Fluids are essential for pretty much every cell in your body and for every process that keeps you alive.
It helps you digest food, is an important blood component, maintains your temperature, and contributes to fighting infections.
If you’re not taking in enough water or you’re expelling more than you are ingesting (say, because you’re sweating, running a fever, or have diarrhea and/or vomiting), you could become dehydrated.
That state can also result in murky urine, says Dr. Gul. You could also have foamy or darker yellow pee and, if dehydration goes on long enough, it can lead to confusion, weakness, and may even be life threatening.
Retrograde ejaculation is when men orgasm, but don’t ejaculate much, if any, semen.
In men, semen and urine share the same passageway (the urethra) out of the body.
When men ejaculate, the bladder should close over to keep semen out. If it doesn’t, the semen can leak into the bladder and eventually into the urine.
It’s not a common problem and may not even require treatment, unless it’s interfering with conception.
You should investigate and treat any underlying problems, like diabetes or an enlarged prostate, that could be contributing to the problem.
An enlarged prostate
One of the most common problems affecting men as they age is benign prostatic hyperplasia, better known as an enlarged prostate.
This is when the prostate, the gland which makes the fluid portion of semen, enlarges enough to block parts of the urinary tract.
This can interfere with the bladder emptying completely, which means microbes can linger and proliferate in the urinary tract, leading to an infection, white blood cells, and cloudy urine.
Other symptoms include peeing a lot and even bloody urine.
If you have uncontrolled or undiagnosed diabetes, which results in continuing high blood sugar levels, you could end up with cloudy urine, among other issues.
Bacteria and yeast feed on this sugar, which is the perfect set-up for UTIs or yeast infections. The resulting inflammation and white blood cells can cloud your urine, says Dr. Kavaler.
If you have frequent UTIs, see a doctor. If it’s due to diabetes, you’ll learn ways to keep your blood sugar levels low and stable.
This is the best way to prevent permanent organ damage. Uncontrolled diabetes is the leading cause of kidney disease. That, too, can lead to urinary symptoms.
When to see a doctor
Cloudy urine is most likely to be transient and unconcerning, but there are times to act.
One is if you have persistent urinary symptoms, especially if they’re associated with pain in your back (which could be a kidney infection) or blood in your urine, says Dr. Gul.

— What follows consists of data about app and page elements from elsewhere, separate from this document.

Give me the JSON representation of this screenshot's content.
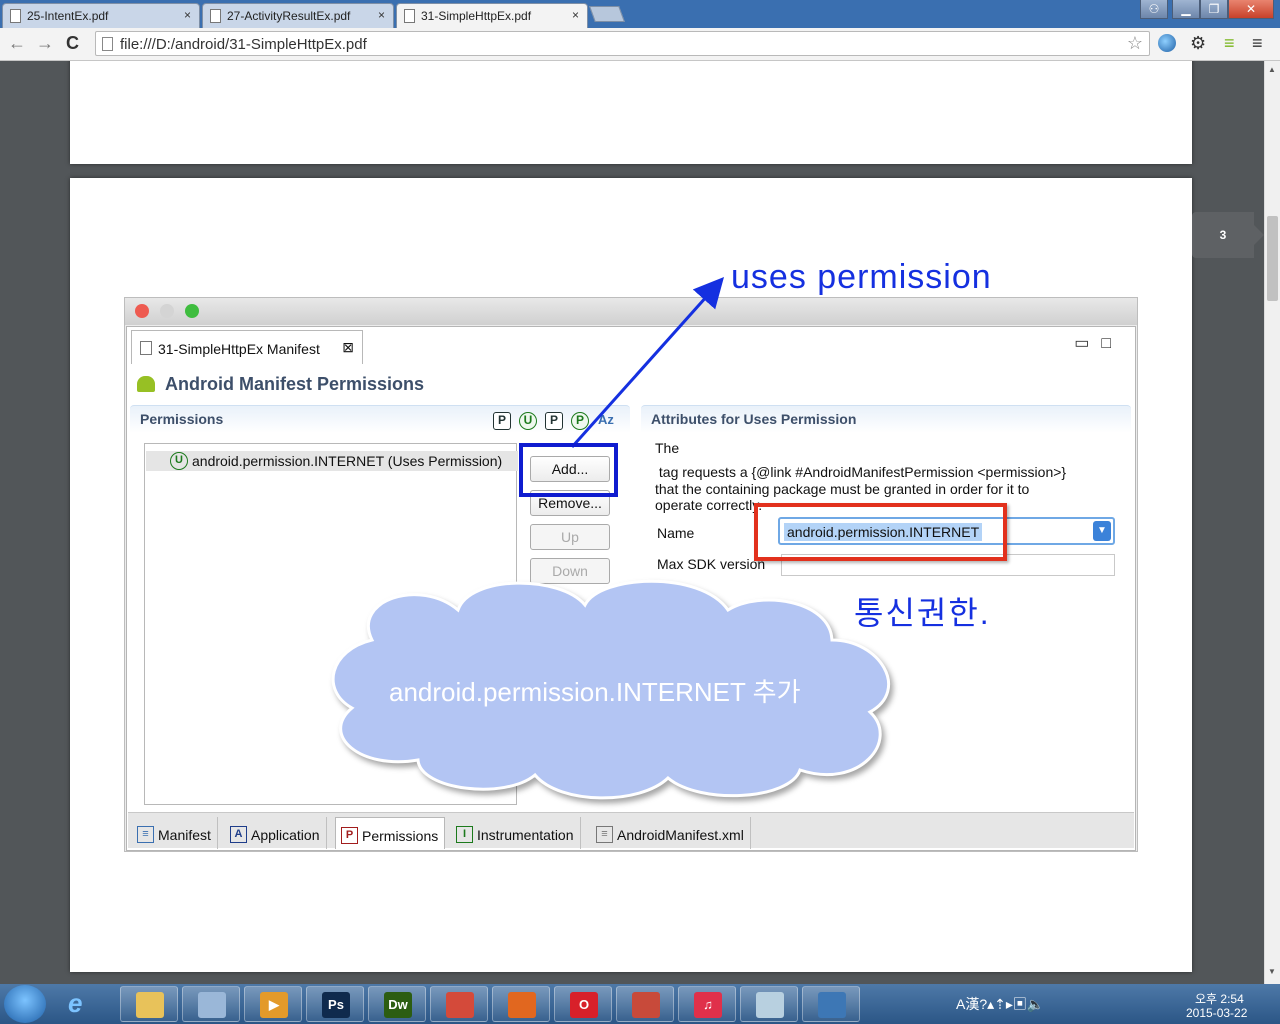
{
  "browser": {
    "tabs": [
      {
        "title": "25-IntentEx.pdf",
        "close": "×"
      },
      {
        "title": "27-ActivityResultEx.pdf",
        "close": "×"
      },
      {
        "title": "31-SimpleHttpEx.pdf",
        "close": "×"
      }
    ],
    "window_controls": {
      "minimize": "▁",
      "maximize": "❐",
      "close": "✕"
    },
    "nav": {
      "back": "←",
      "forward": "→",
      "reload": "C"
    },
    "url": "file:///D:/android/31-SimpleHttpEx.pdf",
    "star": "☆",
    "toolbar_icons": [
      "globe-icon",
      "gear-icon",
      "ladder-icon",
      "menu-icon"
    ],
    "toolbar_glyphs": {
      "settings": "⚙",
      "ladder": "≡",
      "menu": "≡"
    }
  },
  "pdf": {
    "page_number": "3"
  },
  "eclipse": {
    "editor_tab": "31-SimpleHttpEx Manifest",
    "editor_tab_close": "⊠",
    "minmax": "▭□",
    "form_title": "Android Manifest Permissions",
    "permissions_section": "Permissions",
    "attributes_section": "Attributes for Uses Permission",
    "sort_icons": [
      "P",
      "U",
      "P",
      "P",
      "Az"
    ],
    "permission_item": "android.permission.INTERNET (Uses Permission)",
    "permission_item_icon": "U",
    "buttons": {
      "add": "Add...",
      "remove": "Remove...",
      "up": "Up",
      "down": "Down"
    },
    "description_line1": "The",
    "description_line2": " tag requests a {@link #AndroidManifestPermission <permission>}",
    "description_line3": "that the containing package must be granted in order for it to",
    "description_line4": "operate correctly.",
    "name_label": "Name",
    "name_value": "android.permission.INTERNET",
    "max_sdk_label": "Max SDK version",
    "bottom_tabs": [
      {
        "label": "Manifest",
        "icon": "≡"
      },
      {
        "label": "Application",
        "icon": "A"
      },
      {
        "label": "Permissions",
        "icon": "P"
      },
      {
        "label": "Instrumentation",
        "icon": "I"
      },
      {
        "label": "AndroidManifest.xml",
        "icon": "≡"
      }
    ]
  },
  "annotations": {
    "uses_permission": "uses permission",
    "korean_note": "통신권한.",
    "cloud_text": "android.permission.INTERNET 추가"
  },
  "taskbar": {
    "pinned_apps": [
      {
        "name": "explorer-icon",
        "glyph": "",
        "color": "#e8c25a"
      },
      {
        "name": "search-app-icon",
        "glyph": "",
        "color": "#9ab7d8"
      },
      {
        "name": "media-player-icon",
        "glyph": "▶",
        "color": "#e39a2a"
      },
      {
        "name": "photoshop-icon",
        "glyph": "Ps",
        "color": "#0f2a4d"
      },
      {
        "name": "dreamweaver-icon",
        "glyph": "Dw",
        "color": "#2c5d12"
      },
      {
        "name": "chrome-icon",
        "glyph": "",
        "color": "#d44a3a"
      },
      {
        "name": "firefox-icon",
        "glyph": "",
        "color": "#e1671f"
      },
      {
        "name": "opera-icon",
        "glyph": "O",
        "color": "#d8202a"
      },
      {
        "name": "paint-tool-icon",
        "glyph": "",
        "color": "#c84a3a"
      },
      {
        "name": "itunes-icon",
        "glyph": "♫",
        "color": "#e0304a"
      },
      {
        "name": "notepad-icon",
        "glyph": "",
        "color": "#b8d0e0"
      },
      {
        "name": "image-viewer-icon",
        "glyph": "",
        "color": "#3d77b5"
      }
    ],
    "tray_glyphs": "A漢?▴⇡▸▣🔈",
    "time": "오후 2:54",
    "date": "2015-03-22"
  }
}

You should also see a doctor if you have fever and chills, nausea, or vomiting.
For less serious scenarios, doctors can easily assess your urine with a quick test done in the office.

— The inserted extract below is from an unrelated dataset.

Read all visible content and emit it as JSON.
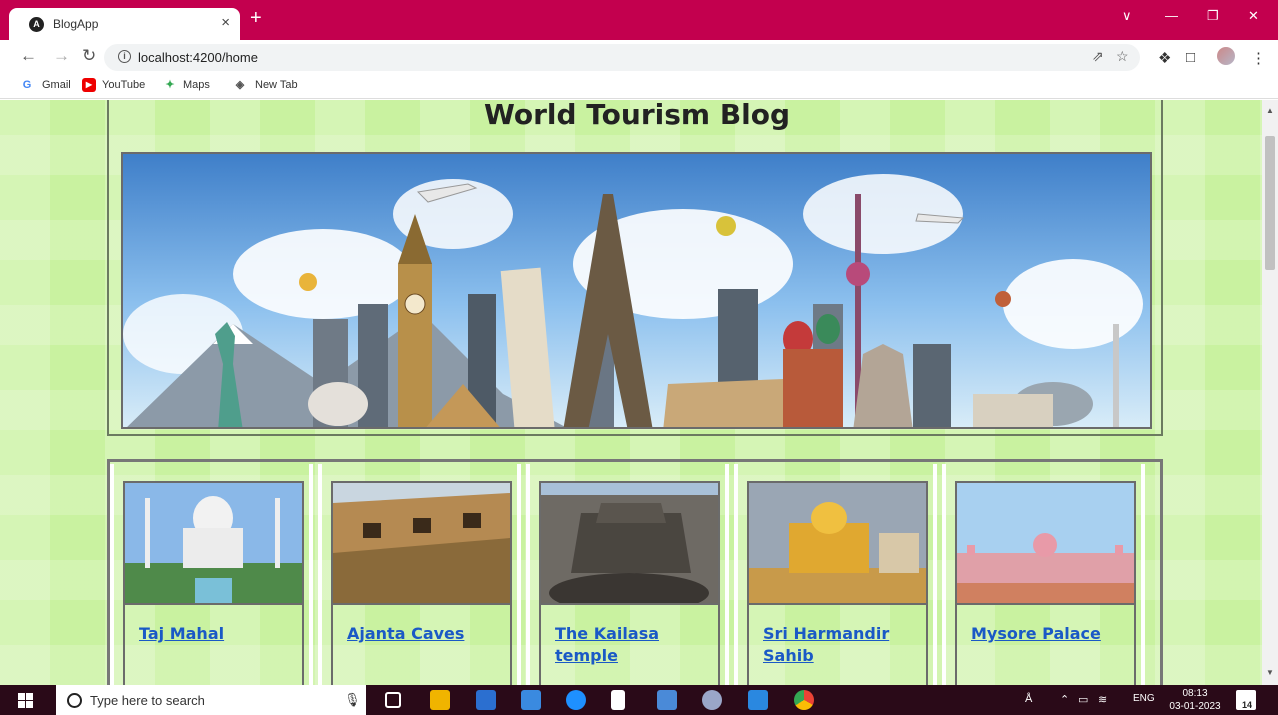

- Zeynep Gul, MD, urologist, University of Pittsburgh Medical Center
- Elizabeth Kavaler, MD, urologist, Lenox Hill Hospital, New York City and author, A Seat on the Aisle, Please!: The Essential Guide to Urinary Tract Problems in Women
- National Library of Medicine: "Urine - abnormal color"

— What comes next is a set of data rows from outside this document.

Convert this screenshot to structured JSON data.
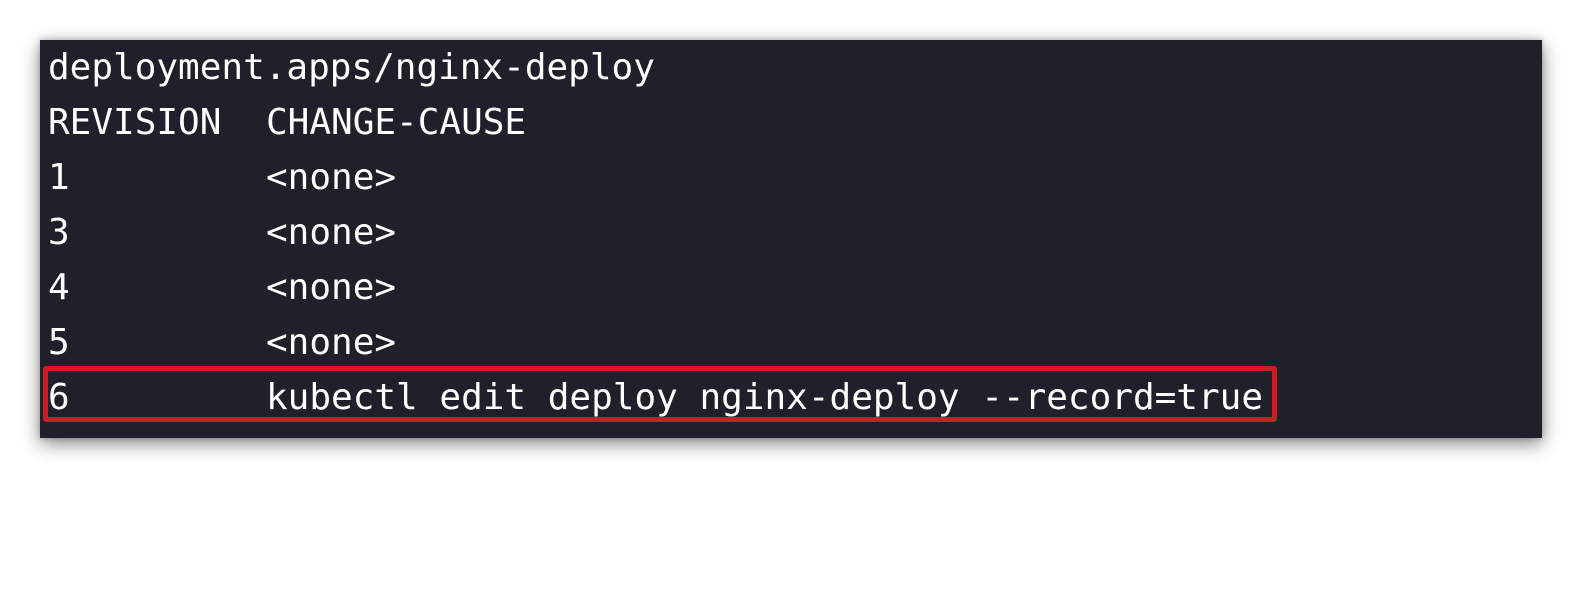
{
  "terminal": {
    "header": "deployment.apps/nginx-deploy",
    "columns": {
      "revision": "REVISION",
      "change_cause": "CHANGE-CAUSE"
    },
    "rows": [
      {
        "revision": "1",
        "change_cause": "<none>"
      },
      {
        "revision": "3",
        "change_cause": "<none>"
      },
      {
        "revision": "4",
        "change_cause": "<none>"
      },
      {
        "revision": "5",
        "change_cause": "<none>"
      },
      {
        "revision": "6",
        "change_cause": "kubectl edit deploy nginx-deploy --record=true"
      }
    ]
  },
  "colors": {
    "background": "#20202a",
    "text": "#ffffff",
    "highlight_border": "#cc1d24"
  }
}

- Harvard Medical School: "Changes in urine – When to see the doctor"
- University of San Francisco Health: "Urinary Tract Infections"
- Therapeutic Advances in Urology: "An introduction to the epidemiology and burden of urinary tract infections"
- Archives of Medical Sciences: "Urinary tract infections in pregnancy: old and new unresolved diagnostic and therapeutic problems"
- Stanford Healthcare: "Symptoms of Chlamydia"
- Mount Sinai Medical Center: "Cloudy Urine"
- National Kidney Foundation: "How common are kidney stones?"
- National Library of Medicine: "Kidney Stones"
- Methodist Physicians Clinic: "What Color Is Your Urine?"
- American Academy of Family Physicians: "Bladder Stones"
- American Academy of Family Physicians: "Low-purine Diet"
- Arthritis Foundation: "Which Foods are Safe for Gout? "
- Nemours Kids Health: "Why Drinking Water Is the Way to Go"
- Cedars-Sinai: "Dehydration"
- Healthy Male Andrology Australia: "Retrograde ejaculation"
- University of Florida Health: "Retrograde ejaculation"
- Merck Manual: "Benign Prostatic Hyperplasia (BPH)"
- University of North Carolina Health: "10 Silent Symptoms of Diabetes"
- Practical Diabetes: "Urinary symptoms in diabetes"
- National Library of Medicine: "Urine - abnormal color"